§ Your objective: Please repeat each of the records that follow, exactly as written.

§ Data for processing:

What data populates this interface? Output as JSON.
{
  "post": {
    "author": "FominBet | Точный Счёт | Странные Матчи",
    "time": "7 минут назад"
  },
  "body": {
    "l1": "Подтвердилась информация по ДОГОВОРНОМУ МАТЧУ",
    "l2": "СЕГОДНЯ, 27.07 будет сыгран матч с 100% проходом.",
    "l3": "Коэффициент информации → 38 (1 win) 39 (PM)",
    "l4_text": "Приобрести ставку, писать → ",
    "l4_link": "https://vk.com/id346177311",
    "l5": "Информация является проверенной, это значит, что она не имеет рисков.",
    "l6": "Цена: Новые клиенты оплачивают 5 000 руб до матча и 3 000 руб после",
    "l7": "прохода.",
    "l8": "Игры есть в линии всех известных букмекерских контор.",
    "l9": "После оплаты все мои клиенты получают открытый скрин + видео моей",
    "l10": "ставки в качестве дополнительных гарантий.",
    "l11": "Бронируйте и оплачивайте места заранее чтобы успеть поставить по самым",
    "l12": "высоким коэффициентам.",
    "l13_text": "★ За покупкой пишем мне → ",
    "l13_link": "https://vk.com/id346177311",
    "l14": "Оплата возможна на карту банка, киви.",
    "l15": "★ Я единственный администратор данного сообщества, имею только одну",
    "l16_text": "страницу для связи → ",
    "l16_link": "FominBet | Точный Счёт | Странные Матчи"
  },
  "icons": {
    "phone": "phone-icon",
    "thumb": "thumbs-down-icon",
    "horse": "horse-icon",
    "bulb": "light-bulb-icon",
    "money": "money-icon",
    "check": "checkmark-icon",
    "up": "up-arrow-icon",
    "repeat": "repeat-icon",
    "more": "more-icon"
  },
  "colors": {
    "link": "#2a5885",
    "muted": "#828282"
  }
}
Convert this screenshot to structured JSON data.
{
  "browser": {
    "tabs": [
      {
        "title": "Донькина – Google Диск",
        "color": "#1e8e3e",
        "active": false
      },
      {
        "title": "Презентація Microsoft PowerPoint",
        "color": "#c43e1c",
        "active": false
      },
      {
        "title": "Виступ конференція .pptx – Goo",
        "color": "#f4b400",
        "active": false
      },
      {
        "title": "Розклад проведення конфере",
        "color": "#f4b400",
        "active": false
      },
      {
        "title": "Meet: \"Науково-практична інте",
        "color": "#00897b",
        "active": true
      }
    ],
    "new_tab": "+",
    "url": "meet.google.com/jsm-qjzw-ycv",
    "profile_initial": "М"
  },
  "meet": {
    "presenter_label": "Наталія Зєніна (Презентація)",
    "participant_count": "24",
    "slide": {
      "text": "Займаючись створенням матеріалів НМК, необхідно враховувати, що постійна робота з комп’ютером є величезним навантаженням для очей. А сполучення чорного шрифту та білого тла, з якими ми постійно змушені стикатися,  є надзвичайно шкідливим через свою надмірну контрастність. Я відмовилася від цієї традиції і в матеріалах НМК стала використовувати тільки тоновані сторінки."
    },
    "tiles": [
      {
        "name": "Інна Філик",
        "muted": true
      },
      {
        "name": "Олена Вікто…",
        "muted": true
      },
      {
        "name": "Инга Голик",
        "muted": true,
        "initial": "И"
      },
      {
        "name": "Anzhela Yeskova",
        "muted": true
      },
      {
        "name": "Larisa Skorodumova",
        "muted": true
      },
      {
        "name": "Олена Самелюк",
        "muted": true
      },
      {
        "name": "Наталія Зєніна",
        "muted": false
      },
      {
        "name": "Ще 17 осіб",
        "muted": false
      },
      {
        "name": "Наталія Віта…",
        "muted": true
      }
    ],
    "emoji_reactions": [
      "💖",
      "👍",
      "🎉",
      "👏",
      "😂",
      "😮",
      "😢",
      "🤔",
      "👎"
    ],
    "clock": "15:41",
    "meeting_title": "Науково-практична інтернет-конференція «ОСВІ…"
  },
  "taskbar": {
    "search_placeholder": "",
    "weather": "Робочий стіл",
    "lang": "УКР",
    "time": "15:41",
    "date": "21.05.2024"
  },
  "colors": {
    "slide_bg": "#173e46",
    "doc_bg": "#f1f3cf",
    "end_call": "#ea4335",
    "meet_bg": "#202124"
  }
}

§ Result of the exercise:
What data populates this interface? Output as JSON.
{
  "post": {
    "author": "FominBet | Точный Счёт | Странные Матчи",
    "time": "7 минут назад"
  },
  "body": {
    "l1": "Подтвердилась информация по ДОГОВОРНОМУ МАТЧУ",
    "l2": "СЕГОДНЯ, 27.07 будет сыгран матч с 100% проходом.",
    "l3": "Коэффициент информации → 38 (1 win) 39 (PM)",
    "l4_text": "Приобрести ставку, писать → ",
    "l4_link": "https://vk.com/id346177311",
    "l5": "Информация является проверенной, это значит, что она не имеет рисков.",
    "l6": "Цена: Новые клиенты оплачивают 5 000 руб до матча и 3 000 руб после",
    "l7": "прохода.",
    "l8": "Игры есть в линии всех известных букмекерских контор.",
    "l9": "После оплаты все мои клиенты получают открытый скрин + видео моей",
    "l10": "ставки в качестве дополнительных гарантий.",
    "l11": "Бронируйте и оплачивайте места заранее чтобы успеть поставить по самым",
    "l12": "высоким коэффициентам.",
    "l13_text": "★ За покупкой пишем мне → ",
    "l13_link": "https://vk.com/id346177311",
    "l14": "Оплата возможна на карту банка, киви.",
    "l15": "★ Я единственный администратор данного сообщества, имею только одну",
    "l16_text": "страницу для связи → ",
    "l16_link": "FominBet | Точный Счёт | Странные Матчи"
  },
  "icons": {
    "phone": "phone-icon",
    "thumb": "thumbs-down-icon",
    "horse": "horse-icon",
    "bulb": "light-bulb-icon",
    "money": "money-icon",
    "check": "checkmark-icon",
    "up": "up-arrow-icon",
    "repeat": "repeat-icon",
    "more": "more-icon"
  },
  "colors": {
    "link": "#2a5885",
    "muted": "#828282"
  }
}
Convert this screenshot to structured JSON data.
{
  "browser": {
    "tabs": [
      {
        "title": "Донькина – Google Диск",
        "color": "#1e8e3e",
        "active": false
      },
      {
        "title": "Презентація Microsoft PowerPoint",
        "color": "#c43e1c",
        "active": false
      },
      {
        "title": "Виступ конференція .pptx – Goo",
        "color": "#f4b400",
        "active": false
      },
      {
        "title": "Розклад проведення конфере",
        "color": "#f4b400",
        "active": false
      },
      {
        "title": "Meet: \"Науково-практична інте",
        "color": "#00897b",
        "active": true
      }
    ],
    "new_tab": "+",
    "url": "meet.google.com/jsm-qjzw-ycv",
    "profile_initial": "М"
  },
  "meet": {
    "presenter_label": "Наталія Зєніна (Презентація)",
    "participant_count": "24",
    "slide": {
      "text": "Займаючись створенням матеріалів НМК, необхідно враховувати, що постійна робота з комп’ютером є величезним навантаженням для очей. А сполучення чорного шрифту та білого тла, з якими ми постійно змушені стикатися,  є надзвичайно шкідливим через свою надмірну контрастність. Я відмовилася від цієї традиції і в матеріалах НМК стала використовувати тільки тоновані сторінки."
    },
    "tiles": [
      {
        "name": "Інна Філик",
        "muted": true
      },
      {
        "name": "Олена Вікто…",
        "muted": true
      },
      {
        "name": "Инга Голик",
        "muted": true,
        "initial": "И"
      },
      {
        "name": "Anzhela Yeskova",
        "muted": true
      },
      {
        "name": "Larisa Skorodumova",
        "muted": true
      },
      {
        "name": "Олена Самелюк",
        "muted": true
      },
      {
        "name": "Наталія Зєніна",
        "muted": false
      },
      {
        "name": "Ще 17 осіб",
        "muted": false
      },
      {
        "name": "Наталія Віта…",
        "muted": true
      }
    ],
    "emoji_reactions": [
      "💖",
      "👍",
      "🎉",
      "👏",
      "😂",
      "😮",
      "😢",
      "🤔",
      "👎"
    ],
    "clock": "15:41",
    "meeting_title": "Науково-практична інтернет-конференція «ОСВІ…"
  },
  "taskbar": {
    "search_placeholder": "",
    "weather": "Робочий стіл",
    "lang": "УКР",
    "time": "15:41",
    "date": "21.05.2024"
  },
  "colors": {
    "slide_bg": "#173e46",
    "doc_bg": "#f1f3cf",
    "end_call": "#ea4335",
    "meet_bg": "#202124"
  }
}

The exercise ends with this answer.